Then they were off playing and Jed forgot everything but the soaring of the lark into the clear morning air and the rabbits frisking in the dawn dew.
At the end of the rehearsal Harold gave them a grudging
“Not too bad ladies and gentlemen. We may get away with it if Lady Luck smiles upon us.”
Jed wanted to do more than get away with it, but the performance was the following Tuesday and it was indeed going to be a full moon, which certainly encouraged people’s wilder tendencies, like it or not. He would not have admitted it to Martin and any of his cronies, but Jed treated the full moon with considerable respect.
On the morning of the Tuesday Jed carried out his usual preparations before a concert. Brushed his teeth, ironed his shirt, polished his shoes, twirled three times and did his little dance in front of the mirror. Then he looked in the kitchen cupboard. He looked and he looked but he couldn’t find what he was looking for. Namely, a tin of olives. And not just any olives. Olives stuffed with garlic.
Jed always ate olives stuffed with garlic before a concert. And for a concert on the night of the full moon this was particularly crucial. They were essential to keep him, as it were, in the right frame of mind. The right frame altogether, come to that.
Jed went to the shops. But could he find olives? He could not. This was turning into a full-scale disaster. And fast! He could already feel his ears twitching. If he didn’t get the olives in the next three hours the inevitable would overtake him.
Down he went to the further supermarket across the river. Fortunately the onset of the change worked in his favour, giving him added speed. He fairly bounded across the meadows. But he had to be careful – pulled down his hat and pulled up his coat collar so no-one would see anything untoward.

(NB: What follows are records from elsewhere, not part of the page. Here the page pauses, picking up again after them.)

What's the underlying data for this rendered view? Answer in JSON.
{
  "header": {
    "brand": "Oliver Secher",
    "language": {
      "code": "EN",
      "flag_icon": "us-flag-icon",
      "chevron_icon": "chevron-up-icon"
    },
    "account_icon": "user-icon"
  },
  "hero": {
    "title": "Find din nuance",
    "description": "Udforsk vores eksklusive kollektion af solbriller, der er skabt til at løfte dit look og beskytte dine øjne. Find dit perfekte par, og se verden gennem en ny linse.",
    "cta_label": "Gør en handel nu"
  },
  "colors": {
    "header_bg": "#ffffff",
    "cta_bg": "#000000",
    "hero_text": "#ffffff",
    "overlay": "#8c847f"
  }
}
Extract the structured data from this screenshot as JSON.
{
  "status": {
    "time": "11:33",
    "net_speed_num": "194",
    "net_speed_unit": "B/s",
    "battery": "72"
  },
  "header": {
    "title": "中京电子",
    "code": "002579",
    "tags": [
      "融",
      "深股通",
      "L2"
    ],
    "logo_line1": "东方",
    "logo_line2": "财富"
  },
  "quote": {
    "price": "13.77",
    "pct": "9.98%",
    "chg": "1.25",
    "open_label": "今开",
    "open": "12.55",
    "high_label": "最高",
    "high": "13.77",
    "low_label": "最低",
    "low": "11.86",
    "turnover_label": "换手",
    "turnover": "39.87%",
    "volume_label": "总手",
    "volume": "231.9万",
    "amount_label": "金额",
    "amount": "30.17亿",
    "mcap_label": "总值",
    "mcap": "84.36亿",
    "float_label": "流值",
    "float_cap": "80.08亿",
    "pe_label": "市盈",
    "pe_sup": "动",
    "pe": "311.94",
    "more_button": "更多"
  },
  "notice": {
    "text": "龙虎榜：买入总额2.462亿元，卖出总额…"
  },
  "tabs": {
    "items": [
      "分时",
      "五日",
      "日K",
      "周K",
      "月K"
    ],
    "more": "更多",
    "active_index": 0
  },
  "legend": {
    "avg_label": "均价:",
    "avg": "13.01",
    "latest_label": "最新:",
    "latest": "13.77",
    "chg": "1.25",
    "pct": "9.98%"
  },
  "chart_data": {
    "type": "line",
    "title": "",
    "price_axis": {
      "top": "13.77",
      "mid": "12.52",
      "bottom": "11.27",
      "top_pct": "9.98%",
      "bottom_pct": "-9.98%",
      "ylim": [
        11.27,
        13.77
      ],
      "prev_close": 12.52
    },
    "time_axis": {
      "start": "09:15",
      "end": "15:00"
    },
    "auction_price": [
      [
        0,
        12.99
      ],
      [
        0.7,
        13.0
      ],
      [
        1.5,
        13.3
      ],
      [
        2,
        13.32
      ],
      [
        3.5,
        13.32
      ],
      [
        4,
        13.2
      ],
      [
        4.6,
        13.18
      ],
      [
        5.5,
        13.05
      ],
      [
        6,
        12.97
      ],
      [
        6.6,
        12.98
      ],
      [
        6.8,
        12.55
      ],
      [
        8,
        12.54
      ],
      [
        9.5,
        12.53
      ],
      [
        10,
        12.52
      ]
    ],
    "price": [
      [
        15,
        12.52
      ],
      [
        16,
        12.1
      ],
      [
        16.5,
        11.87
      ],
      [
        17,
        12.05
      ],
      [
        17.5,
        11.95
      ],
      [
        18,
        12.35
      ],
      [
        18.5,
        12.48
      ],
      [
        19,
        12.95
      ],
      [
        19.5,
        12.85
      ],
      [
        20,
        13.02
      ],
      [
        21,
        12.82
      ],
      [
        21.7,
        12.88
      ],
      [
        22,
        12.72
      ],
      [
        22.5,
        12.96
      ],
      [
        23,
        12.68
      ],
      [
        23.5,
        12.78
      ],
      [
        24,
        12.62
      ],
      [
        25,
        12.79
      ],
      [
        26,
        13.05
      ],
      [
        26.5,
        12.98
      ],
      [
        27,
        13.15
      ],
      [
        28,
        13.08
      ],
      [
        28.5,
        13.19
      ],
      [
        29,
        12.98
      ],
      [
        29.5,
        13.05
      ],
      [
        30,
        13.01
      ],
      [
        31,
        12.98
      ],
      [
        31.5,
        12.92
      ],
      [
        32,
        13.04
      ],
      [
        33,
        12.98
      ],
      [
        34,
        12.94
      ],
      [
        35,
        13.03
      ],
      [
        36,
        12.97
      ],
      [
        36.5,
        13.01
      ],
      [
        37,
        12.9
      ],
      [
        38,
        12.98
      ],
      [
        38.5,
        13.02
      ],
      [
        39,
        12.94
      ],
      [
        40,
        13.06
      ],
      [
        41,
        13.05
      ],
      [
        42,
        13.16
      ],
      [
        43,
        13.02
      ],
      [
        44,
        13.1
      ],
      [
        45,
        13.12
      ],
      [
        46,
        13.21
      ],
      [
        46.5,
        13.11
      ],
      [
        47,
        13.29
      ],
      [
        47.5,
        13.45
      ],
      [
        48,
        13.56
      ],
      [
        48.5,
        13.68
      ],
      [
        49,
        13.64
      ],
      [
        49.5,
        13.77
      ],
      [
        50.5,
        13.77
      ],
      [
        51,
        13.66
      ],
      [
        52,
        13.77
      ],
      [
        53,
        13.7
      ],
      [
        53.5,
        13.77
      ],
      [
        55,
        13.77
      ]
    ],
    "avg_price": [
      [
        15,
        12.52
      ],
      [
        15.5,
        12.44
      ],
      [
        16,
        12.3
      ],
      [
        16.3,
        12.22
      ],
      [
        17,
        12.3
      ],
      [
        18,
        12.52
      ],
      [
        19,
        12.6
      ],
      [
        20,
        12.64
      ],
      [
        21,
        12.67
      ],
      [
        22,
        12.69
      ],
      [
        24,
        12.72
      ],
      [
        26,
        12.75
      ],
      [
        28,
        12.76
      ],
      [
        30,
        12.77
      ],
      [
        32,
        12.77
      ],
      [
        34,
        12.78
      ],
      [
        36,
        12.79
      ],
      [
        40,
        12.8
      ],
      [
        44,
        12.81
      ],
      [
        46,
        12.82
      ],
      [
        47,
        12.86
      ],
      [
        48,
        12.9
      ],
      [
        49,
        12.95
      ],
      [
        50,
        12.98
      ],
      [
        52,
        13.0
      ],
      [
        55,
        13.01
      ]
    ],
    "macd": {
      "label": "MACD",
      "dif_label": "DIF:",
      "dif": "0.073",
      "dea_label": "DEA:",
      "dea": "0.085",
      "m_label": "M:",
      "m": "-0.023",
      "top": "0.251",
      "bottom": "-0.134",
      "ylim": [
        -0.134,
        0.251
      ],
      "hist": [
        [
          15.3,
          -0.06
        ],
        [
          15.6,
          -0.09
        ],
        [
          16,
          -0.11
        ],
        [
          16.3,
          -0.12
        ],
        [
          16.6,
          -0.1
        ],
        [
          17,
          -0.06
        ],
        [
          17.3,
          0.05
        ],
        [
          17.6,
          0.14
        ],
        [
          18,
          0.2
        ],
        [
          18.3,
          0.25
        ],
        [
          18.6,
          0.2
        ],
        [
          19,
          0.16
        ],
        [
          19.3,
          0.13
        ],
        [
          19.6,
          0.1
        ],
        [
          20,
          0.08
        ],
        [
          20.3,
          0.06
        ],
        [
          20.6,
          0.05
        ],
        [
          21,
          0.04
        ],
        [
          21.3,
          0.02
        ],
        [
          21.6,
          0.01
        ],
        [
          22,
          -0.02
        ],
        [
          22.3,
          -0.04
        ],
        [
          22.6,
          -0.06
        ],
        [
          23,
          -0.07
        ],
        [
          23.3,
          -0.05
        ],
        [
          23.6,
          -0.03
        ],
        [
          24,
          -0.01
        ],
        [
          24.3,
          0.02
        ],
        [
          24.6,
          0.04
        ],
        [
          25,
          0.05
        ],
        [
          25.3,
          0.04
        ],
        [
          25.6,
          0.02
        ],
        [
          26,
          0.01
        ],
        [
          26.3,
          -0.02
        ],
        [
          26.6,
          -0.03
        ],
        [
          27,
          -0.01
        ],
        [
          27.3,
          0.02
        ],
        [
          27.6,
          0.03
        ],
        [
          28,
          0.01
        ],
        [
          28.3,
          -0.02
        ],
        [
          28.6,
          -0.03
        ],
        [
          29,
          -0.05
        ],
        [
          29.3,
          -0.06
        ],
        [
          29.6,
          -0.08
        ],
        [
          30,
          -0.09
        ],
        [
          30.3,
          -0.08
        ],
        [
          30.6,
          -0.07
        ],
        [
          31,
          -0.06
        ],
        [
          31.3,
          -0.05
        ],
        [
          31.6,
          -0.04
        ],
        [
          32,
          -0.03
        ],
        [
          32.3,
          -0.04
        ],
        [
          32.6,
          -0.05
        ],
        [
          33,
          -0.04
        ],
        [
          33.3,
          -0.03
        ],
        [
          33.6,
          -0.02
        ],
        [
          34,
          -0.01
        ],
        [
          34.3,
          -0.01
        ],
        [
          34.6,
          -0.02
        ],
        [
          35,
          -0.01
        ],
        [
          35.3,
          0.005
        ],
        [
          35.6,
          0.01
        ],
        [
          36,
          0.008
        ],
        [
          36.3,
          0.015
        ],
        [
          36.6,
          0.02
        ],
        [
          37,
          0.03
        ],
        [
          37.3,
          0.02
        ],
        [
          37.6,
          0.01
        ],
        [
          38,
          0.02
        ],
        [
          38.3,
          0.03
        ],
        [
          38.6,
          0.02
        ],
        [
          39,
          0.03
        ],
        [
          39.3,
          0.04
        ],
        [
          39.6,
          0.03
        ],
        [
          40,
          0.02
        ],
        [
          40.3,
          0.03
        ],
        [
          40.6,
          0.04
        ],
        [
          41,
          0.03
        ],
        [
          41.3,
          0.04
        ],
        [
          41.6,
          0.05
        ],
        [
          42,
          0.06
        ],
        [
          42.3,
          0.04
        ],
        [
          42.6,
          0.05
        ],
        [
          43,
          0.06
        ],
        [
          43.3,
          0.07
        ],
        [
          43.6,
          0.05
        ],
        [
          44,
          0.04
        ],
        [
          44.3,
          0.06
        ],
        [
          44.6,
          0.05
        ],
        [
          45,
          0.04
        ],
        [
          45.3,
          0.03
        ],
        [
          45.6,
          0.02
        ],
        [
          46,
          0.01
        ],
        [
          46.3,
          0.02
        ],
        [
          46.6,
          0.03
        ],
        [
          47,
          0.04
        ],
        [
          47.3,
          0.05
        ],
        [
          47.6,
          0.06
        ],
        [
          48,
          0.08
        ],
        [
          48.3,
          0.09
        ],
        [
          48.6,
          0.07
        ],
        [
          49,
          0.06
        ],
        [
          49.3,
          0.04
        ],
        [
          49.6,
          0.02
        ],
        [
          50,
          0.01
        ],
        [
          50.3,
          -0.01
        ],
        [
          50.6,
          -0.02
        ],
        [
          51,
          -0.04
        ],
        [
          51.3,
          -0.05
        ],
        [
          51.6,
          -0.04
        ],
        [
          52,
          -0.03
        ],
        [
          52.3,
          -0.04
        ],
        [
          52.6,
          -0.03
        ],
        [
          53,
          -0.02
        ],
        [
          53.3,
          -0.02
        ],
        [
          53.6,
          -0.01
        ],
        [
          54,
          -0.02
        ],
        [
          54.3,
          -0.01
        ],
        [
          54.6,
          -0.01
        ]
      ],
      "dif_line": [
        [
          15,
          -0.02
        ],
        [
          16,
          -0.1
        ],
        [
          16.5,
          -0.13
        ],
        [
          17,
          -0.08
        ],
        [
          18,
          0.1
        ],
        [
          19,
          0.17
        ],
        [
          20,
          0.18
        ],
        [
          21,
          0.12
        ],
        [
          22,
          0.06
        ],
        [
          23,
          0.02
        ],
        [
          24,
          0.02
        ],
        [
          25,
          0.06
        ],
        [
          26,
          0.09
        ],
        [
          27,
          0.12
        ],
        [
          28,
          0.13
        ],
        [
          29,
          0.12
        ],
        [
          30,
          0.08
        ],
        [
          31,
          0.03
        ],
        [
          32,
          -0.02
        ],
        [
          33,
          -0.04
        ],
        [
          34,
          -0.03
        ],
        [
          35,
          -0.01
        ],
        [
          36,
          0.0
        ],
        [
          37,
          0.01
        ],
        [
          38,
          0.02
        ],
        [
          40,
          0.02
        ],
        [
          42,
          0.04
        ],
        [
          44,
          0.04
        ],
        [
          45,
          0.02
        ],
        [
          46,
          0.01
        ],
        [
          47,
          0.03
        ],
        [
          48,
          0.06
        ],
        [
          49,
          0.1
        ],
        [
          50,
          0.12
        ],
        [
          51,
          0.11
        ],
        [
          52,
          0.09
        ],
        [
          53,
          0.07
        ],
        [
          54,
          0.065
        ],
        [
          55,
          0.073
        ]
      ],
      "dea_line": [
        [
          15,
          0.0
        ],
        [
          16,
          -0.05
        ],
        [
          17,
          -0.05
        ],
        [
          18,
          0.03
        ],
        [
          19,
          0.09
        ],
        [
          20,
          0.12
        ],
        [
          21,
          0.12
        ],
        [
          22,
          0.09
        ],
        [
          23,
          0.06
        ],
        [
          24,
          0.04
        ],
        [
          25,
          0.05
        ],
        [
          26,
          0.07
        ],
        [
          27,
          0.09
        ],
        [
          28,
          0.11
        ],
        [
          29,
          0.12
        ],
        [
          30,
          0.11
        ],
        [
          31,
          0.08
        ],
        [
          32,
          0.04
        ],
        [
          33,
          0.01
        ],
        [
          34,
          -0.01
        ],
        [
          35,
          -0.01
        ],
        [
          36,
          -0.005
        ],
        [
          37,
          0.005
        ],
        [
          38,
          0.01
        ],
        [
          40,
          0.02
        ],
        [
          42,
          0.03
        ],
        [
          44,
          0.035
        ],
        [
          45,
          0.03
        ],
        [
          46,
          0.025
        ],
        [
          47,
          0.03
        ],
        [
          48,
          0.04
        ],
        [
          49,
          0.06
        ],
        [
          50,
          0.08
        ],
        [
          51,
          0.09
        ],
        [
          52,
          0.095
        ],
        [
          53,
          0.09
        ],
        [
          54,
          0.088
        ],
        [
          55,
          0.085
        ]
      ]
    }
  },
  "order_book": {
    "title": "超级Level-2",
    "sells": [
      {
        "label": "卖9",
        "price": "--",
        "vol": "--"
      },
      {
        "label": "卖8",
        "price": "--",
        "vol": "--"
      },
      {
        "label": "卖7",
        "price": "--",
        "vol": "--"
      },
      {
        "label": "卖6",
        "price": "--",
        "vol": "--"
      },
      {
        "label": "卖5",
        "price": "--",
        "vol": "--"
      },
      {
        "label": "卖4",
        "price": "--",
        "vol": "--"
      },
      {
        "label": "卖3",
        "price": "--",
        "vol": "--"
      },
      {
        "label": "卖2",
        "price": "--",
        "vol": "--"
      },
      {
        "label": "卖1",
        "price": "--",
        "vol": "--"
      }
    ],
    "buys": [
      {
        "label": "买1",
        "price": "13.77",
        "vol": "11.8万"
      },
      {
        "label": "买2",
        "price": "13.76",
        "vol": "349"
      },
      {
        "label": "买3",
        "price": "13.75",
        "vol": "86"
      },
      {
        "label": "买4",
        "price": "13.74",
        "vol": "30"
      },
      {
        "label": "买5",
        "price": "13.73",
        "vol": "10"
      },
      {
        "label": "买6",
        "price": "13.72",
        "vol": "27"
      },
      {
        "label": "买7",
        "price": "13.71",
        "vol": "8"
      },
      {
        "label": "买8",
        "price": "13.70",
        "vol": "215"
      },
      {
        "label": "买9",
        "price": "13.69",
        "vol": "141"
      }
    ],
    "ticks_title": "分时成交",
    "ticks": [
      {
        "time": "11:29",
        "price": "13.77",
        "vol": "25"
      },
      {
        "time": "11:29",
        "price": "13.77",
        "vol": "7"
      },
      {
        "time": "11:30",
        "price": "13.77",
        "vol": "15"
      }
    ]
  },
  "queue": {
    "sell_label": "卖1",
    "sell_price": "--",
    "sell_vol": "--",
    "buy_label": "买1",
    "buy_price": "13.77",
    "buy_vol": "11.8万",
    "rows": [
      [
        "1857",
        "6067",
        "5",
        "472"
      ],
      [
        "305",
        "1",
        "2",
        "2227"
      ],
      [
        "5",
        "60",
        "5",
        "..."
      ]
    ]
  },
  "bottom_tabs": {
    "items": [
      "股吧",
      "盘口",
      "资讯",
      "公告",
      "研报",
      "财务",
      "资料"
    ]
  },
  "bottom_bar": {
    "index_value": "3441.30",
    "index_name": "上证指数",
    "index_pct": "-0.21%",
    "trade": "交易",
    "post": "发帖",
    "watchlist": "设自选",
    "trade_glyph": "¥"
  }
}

Then he heard something which made him freeze in his tracks.
“Dad, Dad, that man’s got a tail!”
Jed didn’t turn round, just started running, across the road in two bounds, up the steps in a single jump and into the toilets behind the supermarket, where he re-arranged himself.
There were olives stuffed with garlic in that supermarket, but Jed had not got them soon enough. Harold was furious at his turning up for the concert in a bunny suit. Sacked him on the spot. Martin and his cronies had a good laugh, Jed got a job pushing trolleys around at the supermarket and does kids’ parties at full moon. Actually things are looking up for him – the giant rabbit who plays the violin has just got through his audition for Britain’s Got Talent, so Jed might have the last laugh yet.